September 23, 2013 at 6:22 pm

The comment about not being able to get a disability check until you have spent everything you have. It might work out that way with thr incredibly long process but a billionaire can get SSDI if he or she qualified.

Eve Bromich
September 20, 2013 at 4:04 pm

First of all one must look at SS it was there and it was placed there by us older generation. It was used and put in the red by the government who should not have touched it in the first place. Disability is hard besides the testing and paperwork but hard adjusting your body to the life you are now given. You watch every penny you spend, your meds cost, etc. I agree with the older comment. Rent goes up, utilities go up, interest rates go up but we are pushed further and further into the hole. And I hate knowing by the end of the month no money, no food, no medicine.
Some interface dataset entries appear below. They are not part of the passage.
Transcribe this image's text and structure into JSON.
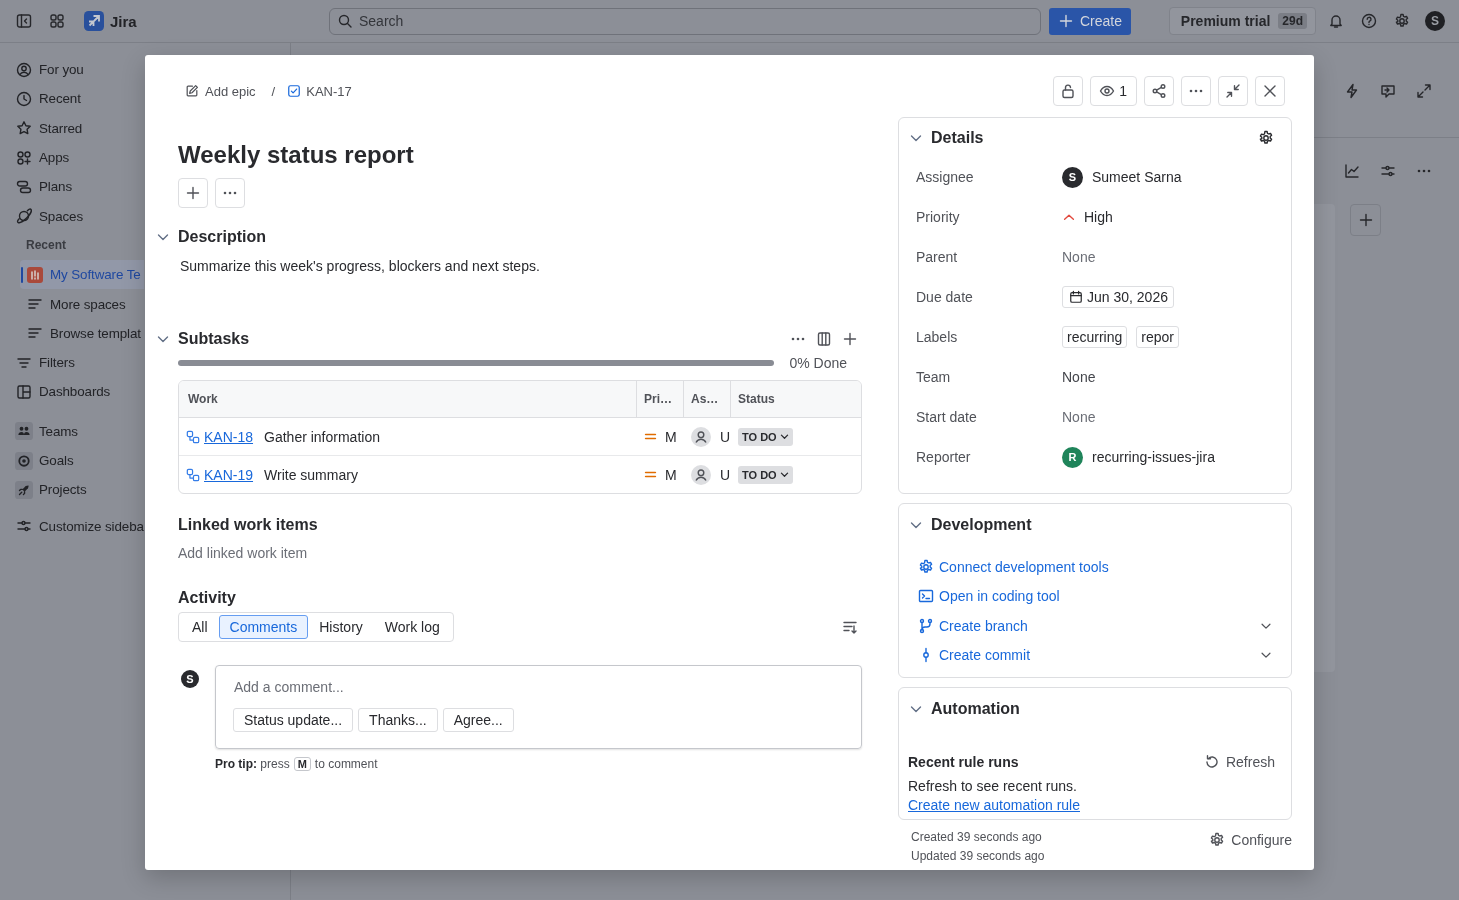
{
  "topbar": {
    "product": "Jira",
    "search": {
      "placeholder": "Search"
    },
    "create_button": "Create",
    "trial": {
      "label": "Premium trial",
      "badge": "29d"
    },
    "avatar": "S"
  },
  "sidebar": {
    "items": [
      {
        "label": "For you",
        "kind": "nav",
        "selected": false
      },
      {
        "label": "Recent",
        "kind": "nav",
        "selected": false
      },
      {
        "label": "Starred",
        "kind": "nav",
        "selected": false
      },
      {
        "label": "Apps",
        "kind": "nav",
        "selected": false
      },
      {
        "label": "Plans",
        "kind": "nav",
        "selected": false
      },
      {
        "label": "Spaces",
        "kind": "nav",
        "selected": false
      },
      {
        "label": "Recent",
        "kind": "section",
        "selected": false
      },
      {
        "label": "My Software Te",
        "kind": "project",
        "selected": true
      },
      {
        "label": "More spaces",
        "kind": "sub",
        "selected": false
      },
      {
        "label": "Browse templat",
        "kind": "sub",
        "selected": false
      },
      {
        "label": "Filters",
        "kind": "nav",
        "selected": false
      },
      {
        "label": "Dashboards",
        "kind": "nav",
        "selected": false
      },
      {
        "label": "Teams",
        "kind": "tile",
        "selected": false
      },
      {
        "label": "Goals",
        "kind": "tile",
        "selected": false
      },
      {
        "label": "Projects",
        "kind": "tile",
        "selected": false
      },
      {
        "label": "Customize sideba",
        "kind": "nav",
        "selected": false
      }
    ]
  },
  "modal": {
    "breadcrumbs": [
      {
        "label": "Add epic",
        "kind": "epic"
      },
      {
        "label": "KAN-17",
        "kind": "task"
      }
    ],
    "breadcrumb_separator": "/",
    "watchers": "1",
    "title": "Weekly status report",
    "description": {
      "heading": "Description",
      "expanded": true,
      "text": "Summarize this week's progress, blockers and next steps."
    },
    "subtasks": {
      "heading": "Subtasks",
      "expanded": true,
      "level": 0,
      "progress_label": "0% Done",
      "columns": [
        "Work",
        "Pri…",
        "As…",
        "Status"
      ],
      "rows": [
        {
          "key": "KAN-18",
          "summary": "Gather information",
          "priority": "M",
          "assignee": "U",
          "status": "TO DO"
        },
        {
          "key": "KAN-19",
          "summary": "Write summary",
          "priority": "M",
          "assignee": "U",
          "status": "TO DO"
        }
      ]
    },
    "linked_work_items": {
      "heading": "Linked work items",
      "action": "Add linked work item"
    },
    "activity": {
      "heading": "Activity",
      "tabs": [
        {
          "label": "All",
          "selected": false
        },
        {
          "label": "Comments",
          "selected": true
        },
        {
          "label": "History",
          "selected": false
        },
        {
          "label": "Work log",
          "selected": false
        }
      ],
      "avatar": "S",
      "comment_placeholder": "Add a comment...",
      "suggestions": [
        "Status update...",
        "Thanks...",
        "Agree..."
      ],
      "pro_tip": "**Pro tip:** press",
      "shortcut_key": "M",
      "pro_tip_end": "to comment"
    },
    "details": {
      "heading": "Details",
      "expanded": true,
      "fields": [
        {
          "label": "Assignee",
          "kind": "person",
          "avatar": "S",
          "color": "#292a2e",
          "value": "Sumeet Sarna"
        },
        {
          "label": "Priority",
          "kind": "priority",
          "value": "High"
        },
        {
          "label": "Parent",
          "kind": "empty",
          "value": "None"
        },
        {
          "label": "Due date",
          "kind": "date",
          "value": "Jun 30, 2026"
        },
        {
          "label": "Labels",
          "kind": "labels",
          "values": [
            "recurring",
            "repor"
          ]
        },
        {
          "label": "Team",
          "kind": "text",
          "value": "None"
        },
        {
          "label": "Start date",
          "kind": "empty",
          "value": "None"
        },
        {
          "label": "Reporter",
          "kind": "person",
          "avatar": "R",
          "color": "#1f845a",
          "value": "recurring-issues-jira"
        }
      ]
    },
    "development": {
      "heading": "Development",
      "expanded": true,
      "links": [
        {
          "label": "Connect development tools",
          "kind": "connect",
          "expandable": false
        },
        {
          "label": "Open in coding tool",
          "kind": "code",
          "expandable": false
        },
        {
          "label": "Create branch",
          "kind": "branch",
          "expandable": true
        },
        {
          "label": "Create commit",
          "kind": "commit",
          "expandable": true
        }
      ]
    },
    "automation": {
      "heading": "Automation",
      "expanded": true,
      "subheading": "Recent rule runs",
      "refresh_button": "Refresh",
      "message": "Refresh to see recent runs.",
      "link": "Create new automation rule"
    },
    "created": "Created 39 seconds ago",
    "updated": "Updated 39 seconds ago",
    "configure_button": "Configure"
  }
}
I guess this is our hell on earth!

cj herring
September 18, 2013 at 8:20 pm

I have to agree with both of you. Geri has a great point. There are so many young, 20something, able bodied who get on not because they have a physical disability but because they are depressed. They haven't paid a dime into it and yet they stay on it for years. This system was supposed to help the truly disabled who deserve to receive it. These depressed people don't seem to be too depressed not to have a bunch of children they can't take care of so then that's where welfare comes in. It's the government's fault. Create tons of jobs checking up on these folks who scam the system.

September 17, 2013 at 7:22 pm
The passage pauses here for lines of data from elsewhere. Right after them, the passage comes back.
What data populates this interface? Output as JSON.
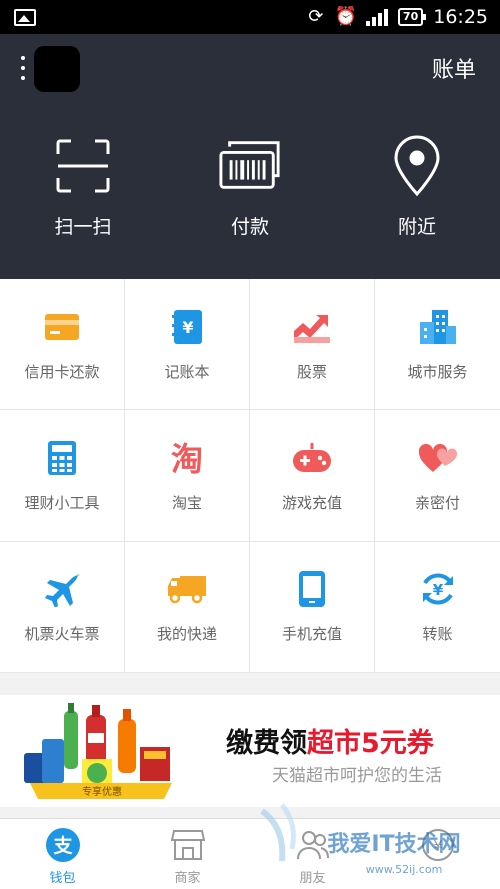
{
  "status_bar": {
    "time": "16:25",
    "battery": "70"
  },
  "header": {
    "bill_label": "账单",
    "quick_actions": [
      {
        "label": "扫一扫",
        "icon": "scan-icon"
      },
      {
        "label": "付款",
        "icon": "barcode-icon"
      },
      {
        "label": "附近",
        "icon": "location-pin-icon"
      }
    ]
  },
  "services": [
    {
      "label": "信用卡还款",
      "icon": "credit-card-icon",
      "color": "#f5a623"
    },
    {
      "label": "记账本",
      "icon": "ledger-icon",
      "color": "#1e96e3"
    },
    {
      "label": "股票",
      "icon": "stock-chart-icon",
      "color": "#f05a5a"
    },
    {
      "label": "城市服务",
      "icon": "city-buildings-icon",
      "color": "#1e96e3"
    },
    {
      "label": "理财小工具",
      "icon": "calculator-icon",
      "color": "#1e96e3"
    },
    {
      "label": "淘宝",
      "icon": "taobao-icon",
      "color": "#f05a5a"
    },
    {
      "label": "游戏充值",
      "icon": "gamepad-icon",
      "color": "#f05a5a"
    },
    {
      "label": "亲密付",
      "icon": "hearts-icon",
      "color": "#f05a5a"
    },
    {
      "label": "机票火车票",
      "icon": "airplane-icon",
      "color": "#1e96e3"
    },
    {
      "label": "我的快递",
      "icon": "delivery-truck-icon",
      "color": "#f5a623"
    },
    {
      "label": "手机充值",
      "icon": "mobile-phone-icon",
      "color": "#1e96e3"
    },
    {
      "label": "转账",
      "icon": "transfer-icon",
      "color": "#1e96e3"
    }
  ],
  "banner": {
    "title_prefix": "缴费领",
    "title_highlight": "超市5元券",
    "subtitle": "天猫超市呵护您的生活",
    "badge": "专享优惠"
  },
  "tabs": [
    {
      "label": "钱包",
      "icon": "wallet-alipay-icon",
      "active": true
    },
    {
      "label": "商家",
      "icon": "storefront-icon",
      "active": false
    },
    {
      "label": "朋友",
      "icon": "friends-icon",
      "active": false
    },
    {
      "label": "",
      "icon": "money-icon",
      "active": false
    }
  ],
  "watermark": {
    "text": "我爱IT技术网",
    "url": "www.52ij.com"
  },
  "colors": {
    "header_bg": "#2b2f3a",
    "accent_blue": "#1e96e3",
    "promo_red": "#e8192c"
  }
}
Geri Kozelka wrote: August 28, 2013 at 7:03 pm

I think that SS disability is handed out too readily to drug addicts, obese people, and people with fake disabilities that are never checked once they start to receive it. I know of so many people that receive SS payments that should not even qualify but no one ever checks to see if these people really have a legitimate reason for not working. The government should hire more people to check into the recipients of SS payments and the ones that disperse it.
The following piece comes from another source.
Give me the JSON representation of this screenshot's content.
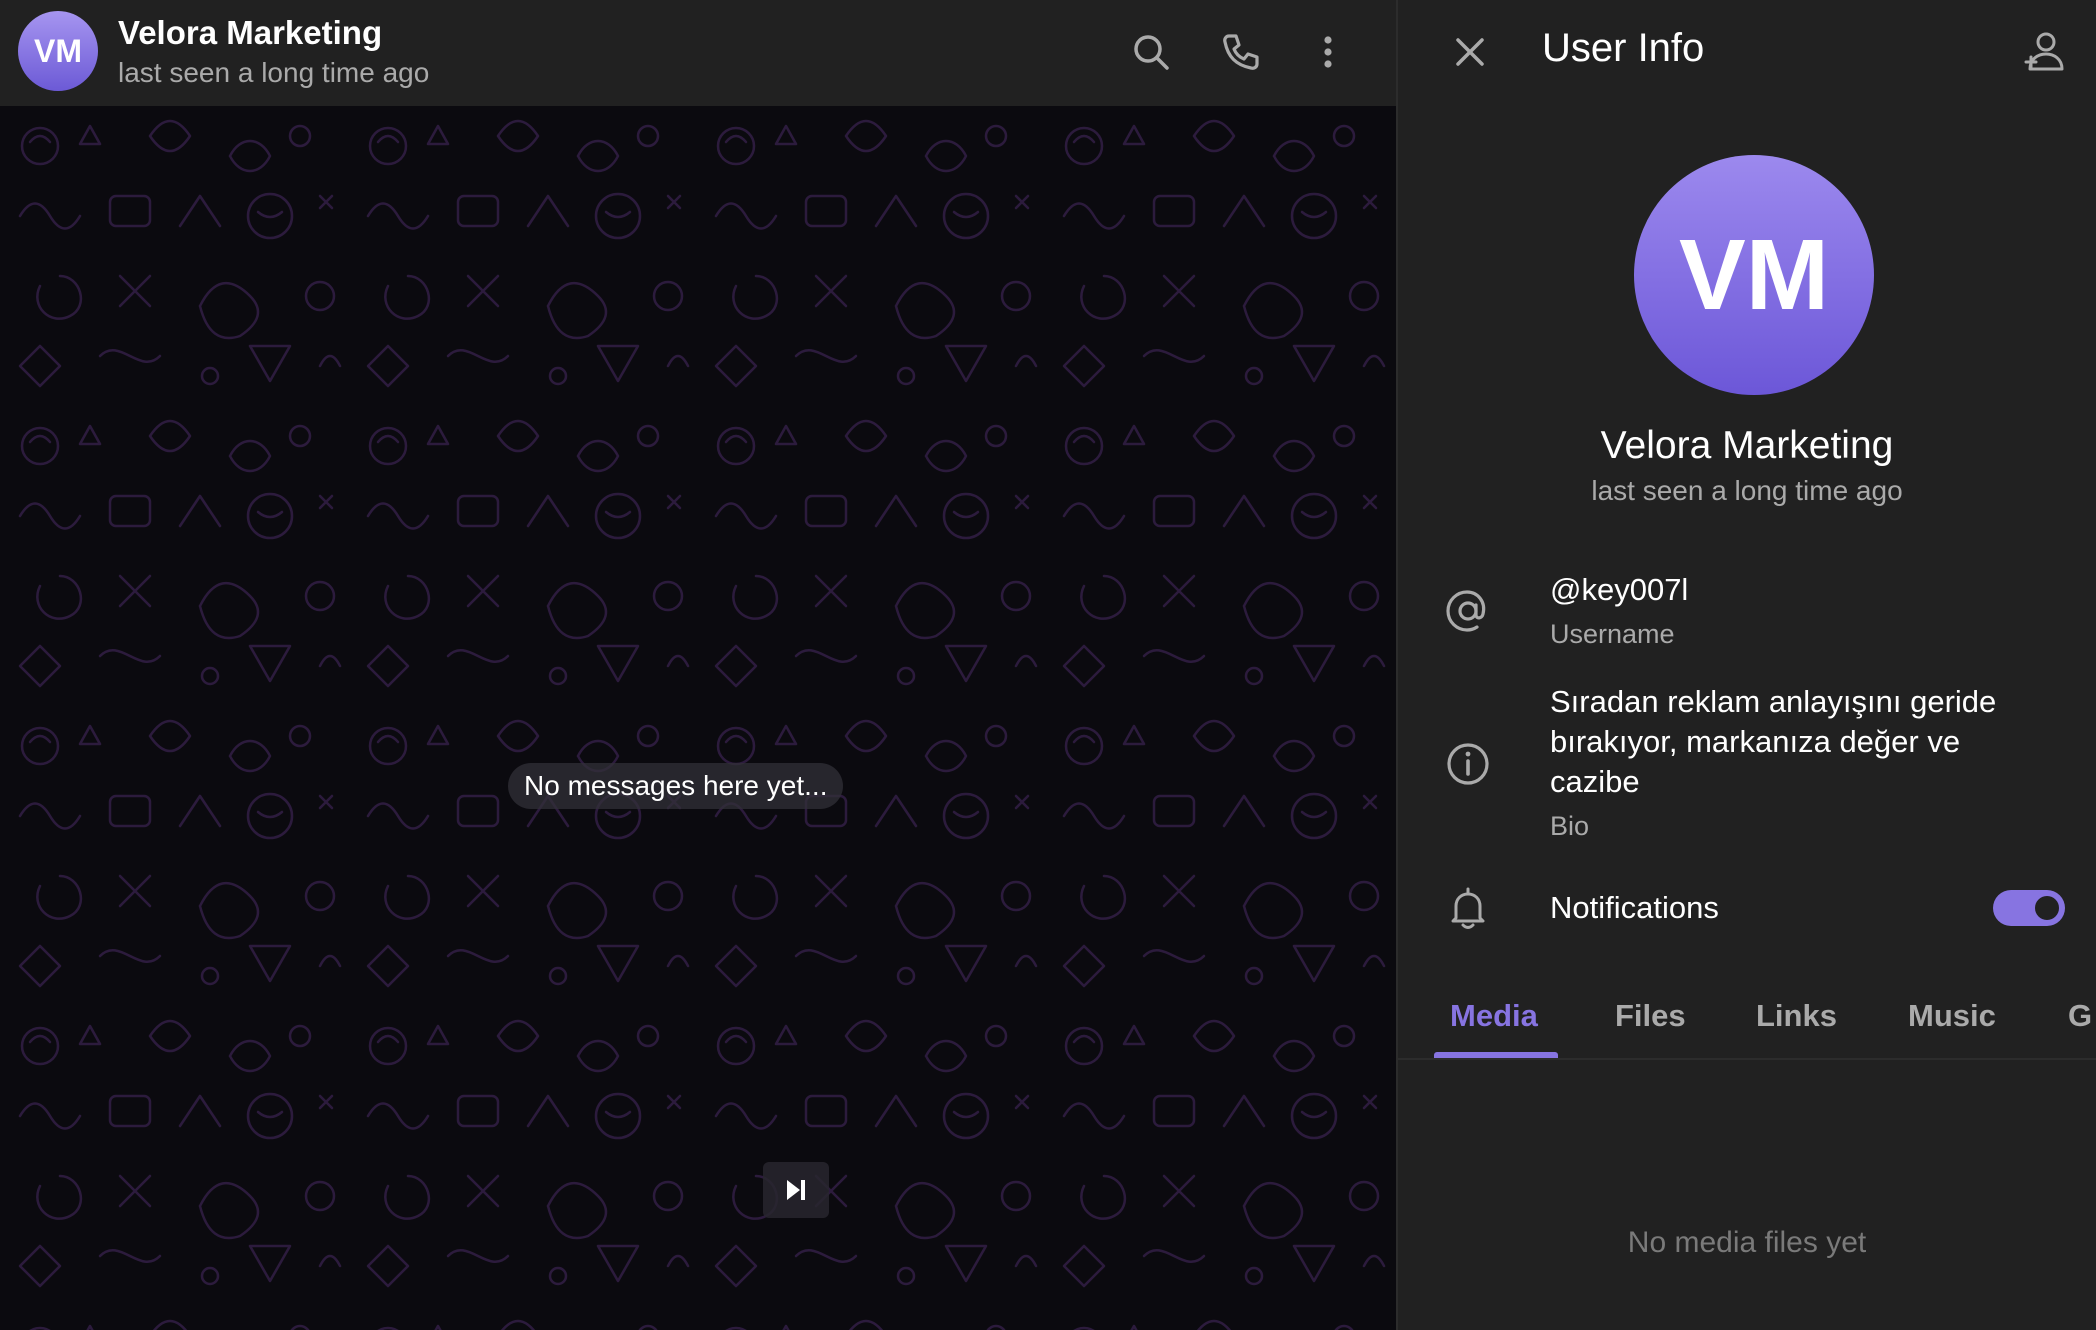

Geri, you aren't on SSDI or SSI are you? If you were you'd know it can take YEARS to be approved, you have to prove your disabilities and then people on disability have to have continuing disability reviews; could be every year or up to every seven years. It depends on the disability(ies) and I guess your age. Like if you're in your late 50s and disabled, there's not a big chance of recovering, more things can go wrong as you get older, not less things.

And you can't get disability for addiction or being an alcoholic anymore. Obese? maybe, but I think you'd have to be pretty much stuck in bed, like 500lbs or something.

"Fake" disabilities might happen, but I doubt it happens much. I've been through the whole apply, send a mountain of paperwork in, them asking for more and more doctor reports and test results, etc., then being denied - while I was in the hospital and having to appeal. And surviving by using up what was supposed to be my retirement savings (I'm on my own, no family), plus you can't really have much of anything or they won't give you any disability checks until you have spent down any money you might have. You lose just about everything.

So you, Geri, or anyone who thinks people just apply for disability and get it with no problem ... stop it and get educated, talk to people who really are disabled. We're not faking and almost no one gets disability easy, I know I didn't and I'm not. I'm barely making it month to month and I hate it. I'd rather be able to work and be making a real salary so I could afford to live, not just scratch by eating once a day by the end of the month and in constant vertigo and pain mentally and physically that keeps me homebound more than it doesn't.